----- RAW DATA

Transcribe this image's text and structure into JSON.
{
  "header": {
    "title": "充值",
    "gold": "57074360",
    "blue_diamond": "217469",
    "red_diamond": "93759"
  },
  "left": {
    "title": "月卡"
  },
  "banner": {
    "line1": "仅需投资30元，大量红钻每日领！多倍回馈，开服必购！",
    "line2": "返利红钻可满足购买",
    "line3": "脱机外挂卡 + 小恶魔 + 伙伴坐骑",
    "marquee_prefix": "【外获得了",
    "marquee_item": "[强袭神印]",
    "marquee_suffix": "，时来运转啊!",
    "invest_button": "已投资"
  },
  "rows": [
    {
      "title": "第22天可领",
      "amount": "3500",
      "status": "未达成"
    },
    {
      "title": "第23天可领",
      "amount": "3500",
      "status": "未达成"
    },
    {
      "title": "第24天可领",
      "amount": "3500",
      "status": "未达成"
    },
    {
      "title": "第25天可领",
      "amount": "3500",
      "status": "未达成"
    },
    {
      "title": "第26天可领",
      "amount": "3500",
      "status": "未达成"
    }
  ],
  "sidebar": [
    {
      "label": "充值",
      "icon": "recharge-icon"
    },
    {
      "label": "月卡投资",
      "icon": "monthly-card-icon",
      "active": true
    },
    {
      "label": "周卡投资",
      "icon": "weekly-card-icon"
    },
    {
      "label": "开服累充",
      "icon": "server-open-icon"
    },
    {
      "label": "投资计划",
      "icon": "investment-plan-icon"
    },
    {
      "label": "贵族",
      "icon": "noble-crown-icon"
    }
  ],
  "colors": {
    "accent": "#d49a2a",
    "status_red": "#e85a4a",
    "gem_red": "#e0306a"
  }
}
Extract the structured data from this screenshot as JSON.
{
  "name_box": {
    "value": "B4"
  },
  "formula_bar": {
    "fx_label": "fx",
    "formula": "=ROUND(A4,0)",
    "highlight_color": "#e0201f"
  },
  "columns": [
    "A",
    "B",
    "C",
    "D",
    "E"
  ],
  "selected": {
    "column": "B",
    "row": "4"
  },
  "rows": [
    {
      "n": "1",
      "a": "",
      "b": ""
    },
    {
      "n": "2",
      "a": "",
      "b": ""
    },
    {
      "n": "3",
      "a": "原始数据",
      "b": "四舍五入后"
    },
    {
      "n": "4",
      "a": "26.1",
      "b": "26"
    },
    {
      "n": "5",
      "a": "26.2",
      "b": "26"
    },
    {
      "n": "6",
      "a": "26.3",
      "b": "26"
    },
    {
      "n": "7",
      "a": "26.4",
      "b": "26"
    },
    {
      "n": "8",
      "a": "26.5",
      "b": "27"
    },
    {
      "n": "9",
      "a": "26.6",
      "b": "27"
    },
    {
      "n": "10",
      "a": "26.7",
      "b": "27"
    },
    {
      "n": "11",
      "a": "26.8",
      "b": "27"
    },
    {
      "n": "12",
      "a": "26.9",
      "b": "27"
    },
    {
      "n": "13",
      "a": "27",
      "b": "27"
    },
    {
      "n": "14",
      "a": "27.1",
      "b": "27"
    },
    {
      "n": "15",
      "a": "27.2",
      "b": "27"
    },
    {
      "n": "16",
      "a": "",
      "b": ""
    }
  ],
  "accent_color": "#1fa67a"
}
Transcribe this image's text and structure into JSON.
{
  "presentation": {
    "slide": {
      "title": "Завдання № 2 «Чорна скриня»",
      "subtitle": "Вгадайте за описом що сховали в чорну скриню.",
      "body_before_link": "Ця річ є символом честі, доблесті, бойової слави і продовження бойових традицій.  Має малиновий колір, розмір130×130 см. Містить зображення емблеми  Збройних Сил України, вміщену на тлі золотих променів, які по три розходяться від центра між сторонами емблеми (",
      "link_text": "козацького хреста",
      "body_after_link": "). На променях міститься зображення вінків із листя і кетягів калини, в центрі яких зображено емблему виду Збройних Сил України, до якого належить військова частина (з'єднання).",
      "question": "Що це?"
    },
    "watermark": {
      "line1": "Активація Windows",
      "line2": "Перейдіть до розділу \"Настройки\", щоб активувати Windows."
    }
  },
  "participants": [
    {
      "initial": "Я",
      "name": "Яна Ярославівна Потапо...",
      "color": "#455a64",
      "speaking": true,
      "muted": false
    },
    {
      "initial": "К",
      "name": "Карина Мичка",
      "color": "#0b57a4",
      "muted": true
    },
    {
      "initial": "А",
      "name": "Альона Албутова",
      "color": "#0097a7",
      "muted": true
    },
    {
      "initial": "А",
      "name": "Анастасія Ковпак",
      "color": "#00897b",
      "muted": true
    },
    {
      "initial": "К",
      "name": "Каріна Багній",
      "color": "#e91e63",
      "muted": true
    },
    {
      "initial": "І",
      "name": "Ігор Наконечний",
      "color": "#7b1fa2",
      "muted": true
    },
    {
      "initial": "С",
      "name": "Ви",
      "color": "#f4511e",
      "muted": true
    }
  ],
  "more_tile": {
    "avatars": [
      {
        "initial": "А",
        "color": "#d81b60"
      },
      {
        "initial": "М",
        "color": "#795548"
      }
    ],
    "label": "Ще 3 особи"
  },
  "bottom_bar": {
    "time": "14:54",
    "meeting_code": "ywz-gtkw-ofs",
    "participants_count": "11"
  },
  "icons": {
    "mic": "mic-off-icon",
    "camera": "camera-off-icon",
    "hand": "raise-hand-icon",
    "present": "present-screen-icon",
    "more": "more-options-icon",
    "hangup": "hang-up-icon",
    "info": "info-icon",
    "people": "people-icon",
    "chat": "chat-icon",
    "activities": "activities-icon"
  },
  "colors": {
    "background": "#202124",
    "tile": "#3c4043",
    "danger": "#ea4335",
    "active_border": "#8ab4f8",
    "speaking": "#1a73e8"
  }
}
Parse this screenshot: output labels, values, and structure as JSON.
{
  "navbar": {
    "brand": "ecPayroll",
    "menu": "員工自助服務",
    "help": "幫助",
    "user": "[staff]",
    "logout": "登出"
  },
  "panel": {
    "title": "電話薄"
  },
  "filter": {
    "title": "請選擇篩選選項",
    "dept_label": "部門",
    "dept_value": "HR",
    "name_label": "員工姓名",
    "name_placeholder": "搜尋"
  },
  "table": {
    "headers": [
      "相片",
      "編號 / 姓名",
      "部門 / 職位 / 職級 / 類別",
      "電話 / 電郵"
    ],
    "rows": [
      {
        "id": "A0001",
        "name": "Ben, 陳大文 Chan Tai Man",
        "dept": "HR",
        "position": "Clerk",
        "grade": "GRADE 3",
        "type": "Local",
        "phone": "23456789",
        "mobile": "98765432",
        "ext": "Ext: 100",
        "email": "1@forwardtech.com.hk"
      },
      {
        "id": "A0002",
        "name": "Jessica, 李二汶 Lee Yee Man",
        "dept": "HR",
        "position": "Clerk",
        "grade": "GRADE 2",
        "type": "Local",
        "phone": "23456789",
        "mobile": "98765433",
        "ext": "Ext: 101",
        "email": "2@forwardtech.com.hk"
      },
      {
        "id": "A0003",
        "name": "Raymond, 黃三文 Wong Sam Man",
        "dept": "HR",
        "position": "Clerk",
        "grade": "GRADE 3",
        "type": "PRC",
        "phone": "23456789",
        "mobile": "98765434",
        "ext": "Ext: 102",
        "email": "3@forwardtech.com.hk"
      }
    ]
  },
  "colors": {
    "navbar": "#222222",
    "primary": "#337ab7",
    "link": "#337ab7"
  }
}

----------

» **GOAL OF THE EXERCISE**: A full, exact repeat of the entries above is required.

» **SOLUTION FOR THIS EXERCISE**:
Transcribe this image's text and structure into JSON.
{
  "header": {
    "title": "充值",
    "gold": "57074360",
    "blue_diamond": "217469",
    "red_diamond": "93759"
  },
  "left": {
    "title": "月卡"
  },
  "banner": {
    "line1": "仅需投资30元，大量红钻每日领！多倍回馈，开服必购！",
    "line2": "返利红钻可满足购买",
    "line3": "脱机外挂卡 + 小恶魔 + 伙伴坐骑",
    "marquee_prefix": "【外获得了",
    "marquee_item": "[强袭神印]",
    "marquee_suffix": "，时来运转啊!",
    "invest_button": "已投资"
  },
  "rows": [
    {
      "title": "第22天可领",
      "amount": "3500",
      "status": "未达成"
    },
    {
      "title": "第23天可领",
      "amount": "3500",
      "status": "未达成"
    },
    {
      "title": "第24天可领",
      "amount": "3500",
      "status": "未达成"
    },
    {
      "title": "第25天可领",
      "amount": "3500",
      "status": "未达成"
    },
    {
      "title": "第26天可领",
      "amount": "3500",
      "status": "未达成"
    }
  ],
  "sidebar": [
    {
      "label": "充值",
      "icon": "recharge-icon"
    },
    {
      "label": "月卡投资",
      "icon": "monthly-card-icon",
      "active": true
    },
    {
      "label": "周卡投资",
      "icon": "weekly-card-icon"
    },
    {
      "label": "开服累充",
      "icon": "server-open-icon"
    },
    {
      "label": "投资计划",
      "icon": "investment-plan-icon"
    },
    {
      "label": "贵族",
      "icon": "noble-crown-icon"
    }
  ],
  "colors": {
    "accent": "#d49a2a",
    "status_red": "#e85a4a",
    "gem_red": "#e0306a"
  }
}
Extract the structured data from this screenshot as JSON.
{
  "name_box": {
    "value": "B4"
  },
  "formula_bar": {
    "fx_label": "fx",
    "formula": "=ROUND(A4,0)",
    "highlight_color": "#e0201f"
  },
  "columns": [
    "A",
    "B",
    "C",
    "D",
    "E"
  ],
  "selected": {
    "column": "B",
    "row": "4"
  },
  "rows": [
    {
      "n": "1",
      "a": "",
      "b": ""
    },
    {
      "n": "2",
      "a": "",
      "b": ""
    },
    {
      "n": "3",
      "a": "原始数据",
      "b": "四舍五入后"
    },
    {
      "n": "4",
      "a": "26.1",
      "b": "26"
    },
    {
      "n": "5",
      "a": "26.2",
      "b": "26"
    },
    {
      "n": "6",
      "a": "26.3",
      "b": "26"
    },
    {
      "n": "7",
      "a": "26.4",
      "b": "26"
    },
    {
      "n": "8",
      "a": "26.5",
      "b": "27"
    },
    {
      "n": "9",
      "a": "26.6",
      "b": "27"
    },
    {
      "n": "10",
      "a": "26.7",
      "b": "27"
    },
    {
      "n": "11",
      "a": "26.8",
      "b": "27"
    },
    {
      "n": "12",
      "a": "26.9",
      "b": "27"
    },
    {
      "n": "13",
      "a": "27",
      "b": "27"
    },
    {
      "n": "14",
      "a": "27.1",
      "b": "27"
    },
    {
      "n": "15",
      "a": "27.2",
      "b": "27"
    },
    {
      "n": "16",
      "a": "",
      "b": ""
    }
  ],
  "accent_color": "#1fa67a"
}
Transcribe this image's text and structure into JSON.
{
  "presentation": {
    "slide": {
      "title": "Завдання № 2 «Чорна скриня»",
      "subtitle": "Вгадайте за описом що сховали в чорну скриню.",
      "body_before_link": "Ця річ є символом честі, доблесті, бойової слави і продовження бойових традицій.  Має малиновий колір, розмір130×130 см. Містить зображення емблеми  Збройних Сил України, вміщену на тлі золотих променів, які по три розходяться від центра між сторонами емблеми (",
      "link_text": "козацького хреста",
      "body_after_link": "). На променях міститься зображення вінків із листя і кетягів калини, в центрі яких зображено емблему виду Збройних Сил України, до якого належить військова частина (з'єднання).",
      "question": "Що це?"
    },
    "watermark": {
      "line1": "Активація Windows",
      "line2": "Перейдіть до розділу \"Настройки\", щоб активувати Windows."
    }
  },
  "participants": [
    {
      "initial": "Я",
      "name": "Яна Ярославівна Потапо...",
      "color": "#455a64",
      "speaking": true,
      "muted": false
    },
    {
      "initial": "К",
      "name": "Карина Мичка",
      "color": "#0b57a4",
      "muted": true
    },
    {
      "initial": "А",
      "name": "Альона Албутова",
      "color": "#0097a7",
      "muted": true
    },
    {
      "initial": "А",
      "name": "Анастасія Ковпак",
      "color": "#00897b",
      "muted": true
    },
    {
      "initial": "К",
      "name": "Каріна Багній",
      "color": "#e91e63",
      "muted": true
    },
    {
      "initial": "І",
      "name": "Ігор Наконечний",
      "color": "#7b1fa2",
      "muted": true
    },
    {
      "initial": "С",
      "name": "Ви",
      "color": "#f4511e",
      "muted": true
    }
  ],
  "more_tile": {
    "avatars": [
      {
        "initial": "А",
        "color": "#d81b60"
      },
      {
        "initial": "М",
        "color": "#795548"
      }
    ],
    "label": "Ще 3 особи"
  },
  "bottom_bar": {
    "time": "14:54",
    "meeting_code": "ywz-gtkw-ofs",
    "participants_count": "11"
  },
  "icons": {
    "mic": "mic-off-icon",
    "camera": "camera-off-icon",
    "hand": "raise-hand-icon",
    "present": "present-screen-icon",
    "more": "more-options-icon",
    "hangup": "hang-up-icon",
    "info": "info-icon",
    "people": "people-icon",
    "chat": "chat-icon",
    "activities": "activities-icon"
  },
  "colors": {
    "background": "#202124",
    "tile": "#3c4043",
    "danger": "#ea4335",
    "active_border": "#8ab4f8",
    "speaking": "#1a73e8"
  }
}
Parse this screenshot: output labels, values, and structure as JSON.
{
  "navbar": {
    "brand": "ecPayroll",
    "menu": "員工自助服務",
    "help": "幫助",
    "user": "[staff]",
    "logout": "登出"
  },
  "panel": {
    "title": "電話薄"
  },
  "filter": {
    "title": "請選擇篩選選項",
    "dept_label": "部門",
    "dept_value": "HR",
    "name_label": "員工姓名",
    "name_placeholder": "搜尋"
  },
  "table": {
    "headers": [
      "相片",
      "編號 / 姓名",
      "部門 / 職位 / 職級 / 類別",
      "電話 / 電郵"
    ],
    "rows": [
      {
        "id": "A0001",
        "name": "Ben, 陳大文 Chan Tai Man",
        "dept": "HR",
        "position": "Clerk",
        "grade": "GRADE 3",
        "type": "Local",
        "phone": "23456789",
        "mobile": "98765432",
        "ext": "Ext: 100",
        "email": "1@forwardtech.com.hk"
      },
      {
        "id": "A0002",
        "name": "Jessica, 李二汶 Lee Yee Man",
        "dept": "HR",
        "position": "Clerk",
        "grade": "GRADE 2",
        "type": "Local",
        "phone": "23456789",
        "mobile": "98765433",
        "ext": "Ext: 101",
        "email": "2@forwardtech.com.hk"
      },
      {
        "id": "A0003",
        "name": "Raymond, 黃三文 Wong Sam Man",
        "dept": "HR",
        "position": "Clerk",
        "grade": "GRADE 3",
        "type": "PRC",
        "phone": "23456789",
        "mobile": "98765434",
        "ext": "Ext: 102",
        "email": "3@forwardtech.com.hk"
      }
    ]
  },
  "colors": {
    "navbar": "#222222",
    "primary": "#337ab7",
    "link": "#337ab7"
  }
}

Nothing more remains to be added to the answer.